To My Fellow Survivors After Suicide:
Deserted streets. Stages and stadiums dark. Schools, workplaces, houses of worship suddenly empty. The world as we know it has shut down.
It reminds me of the windows going dark in my son Noah’s mind and the light draining from his eyes during his decline. How by a month before his suicide, he was almost completely shut down and we couldn’t get through to him. How after his death, life as I knew it collapsed.
If you’re a recent survivor of suicide loss, you've likely been immersed in mourning one tragic death. Now, you’re surrounded by a global tragedy, unthinkable numbers ticking ever upward, each number another person gone and another circle of family and friends plunged into grief. Maybe you’ve struggled to see a path forward for yourself after the suicide; now the whole world is awash in a sea of uncertainty.
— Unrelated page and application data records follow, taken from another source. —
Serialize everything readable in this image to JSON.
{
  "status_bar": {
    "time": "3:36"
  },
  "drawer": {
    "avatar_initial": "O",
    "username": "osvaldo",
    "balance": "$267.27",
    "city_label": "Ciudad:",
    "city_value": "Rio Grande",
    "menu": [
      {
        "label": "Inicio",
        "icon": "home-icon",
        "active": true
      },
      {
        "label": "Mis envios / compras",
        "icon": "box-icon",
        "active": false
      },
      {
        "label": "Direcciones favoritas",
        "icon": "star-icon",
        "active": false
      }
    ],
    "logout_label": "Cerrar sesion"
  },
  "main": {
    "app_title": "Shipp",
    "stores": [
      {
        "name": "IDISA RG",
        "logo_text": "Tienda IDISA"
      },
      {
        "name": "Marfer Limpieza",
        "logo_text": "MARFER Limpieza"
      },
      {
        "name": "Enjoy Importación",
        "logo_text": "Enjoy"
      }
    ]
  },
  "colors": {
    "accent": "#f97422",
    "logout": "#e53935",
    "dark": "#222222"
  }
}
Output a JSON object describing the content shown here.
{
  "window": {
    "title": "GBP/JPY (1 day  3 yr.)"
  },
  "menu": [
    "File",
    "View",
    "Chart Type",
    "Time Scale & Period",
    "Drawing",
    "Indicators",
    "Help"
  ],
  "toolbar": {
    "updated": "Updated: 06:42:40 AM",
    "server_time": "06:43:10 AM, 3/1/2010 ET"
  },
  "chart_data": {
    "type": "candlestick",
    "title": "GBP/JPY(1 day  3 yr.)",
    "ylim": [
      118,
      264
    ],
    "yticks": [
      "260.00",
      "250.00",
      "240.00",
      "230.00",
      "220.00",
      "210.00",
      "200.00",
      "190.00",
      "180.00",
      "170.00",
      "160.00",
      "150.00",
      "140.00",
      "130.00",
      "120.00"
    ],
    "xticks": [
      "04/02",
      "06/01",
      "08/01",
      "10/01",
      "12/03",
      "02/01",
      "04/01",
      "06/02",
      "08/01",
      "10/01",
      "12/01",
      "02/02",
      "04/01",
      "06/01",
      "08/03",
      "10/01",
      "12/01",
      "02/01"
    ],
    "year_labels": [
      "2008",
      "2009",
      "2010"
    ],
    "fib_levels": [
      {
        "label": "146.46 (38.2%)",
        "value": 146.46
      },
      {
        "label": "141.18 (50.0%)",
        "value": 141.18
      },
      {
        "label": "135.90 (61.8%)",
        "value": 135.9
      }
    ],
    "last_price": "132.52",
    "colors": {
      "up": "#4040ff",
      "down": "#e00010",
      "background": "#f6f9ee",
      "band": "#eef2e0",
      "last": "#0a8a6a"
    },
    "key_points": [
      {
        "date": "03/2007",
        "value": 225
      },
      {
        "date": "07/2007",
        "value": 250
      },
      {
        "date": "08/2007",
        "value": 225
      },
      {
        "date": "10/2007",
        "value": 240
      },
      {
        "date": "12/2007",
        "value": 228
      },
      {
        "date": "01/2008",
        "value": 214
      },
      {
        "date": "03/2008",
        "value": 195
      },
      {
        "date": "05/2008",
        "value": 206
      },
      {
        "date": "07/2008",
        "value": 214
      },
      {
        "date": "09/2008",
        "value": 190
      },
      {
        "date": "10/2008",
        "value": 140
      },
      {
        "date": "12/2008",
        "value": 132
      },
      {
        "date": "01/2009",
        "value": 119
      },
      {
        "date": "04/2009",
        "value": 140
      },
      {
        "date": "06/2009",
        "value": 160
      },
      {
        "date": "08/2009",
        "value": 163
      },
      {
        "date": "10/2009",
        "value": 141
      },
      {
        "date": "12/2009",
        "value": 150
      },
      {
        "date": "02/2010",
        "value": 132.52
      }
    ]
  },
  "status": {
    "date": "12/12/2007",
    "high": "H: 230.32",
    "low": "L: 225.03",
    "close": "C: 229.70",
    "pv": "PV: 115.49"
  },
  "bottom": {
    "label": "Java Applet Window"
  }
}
Just when you’re trying to adjust to your own “new normal” without your loved one, everyone around you is talking about multiple “new normals.”
Maybe you’re so consumed with private anguish that you feel numb to the larger disaster of the pandemic and have to wall yourself off from it. Our son’s mental state was in shambles at the time of the Sandy Hook school shootings in December, 2012; I was so preoccupied trying to figure out how to help Noah, I didn’t have the bandwidth to follow the news or mourn along with the nation. Noah’s seventh death anniversary last month coincided with the declaration of a world pandemic and the first stay-at-home orders in the U.S. My eyes teared constantly at the thought of so much death; I had to tune out the grim statistics.
Do any of these situations sound familiar?
- From What’s Your Grief
- From the American Foundation for Suicide Prevention
- From the CDC
- From National Alliance on Mental Illness (NAMI)
- From the Suicide Prevention Lifeline
Please remember: You are doing the essential work of grieving. Your needs matter. Limit your exposure to the news and social media. Reach out for fellowship and support however you can. Find one way to take good care of yourself every day. Have compassion for your grieving soul.
In shared sorrow,
If you or someone you know are in crisis and thinking of suicide, please call the National Suicide Prevention Lifeline, 24/7, at 800-273-8255.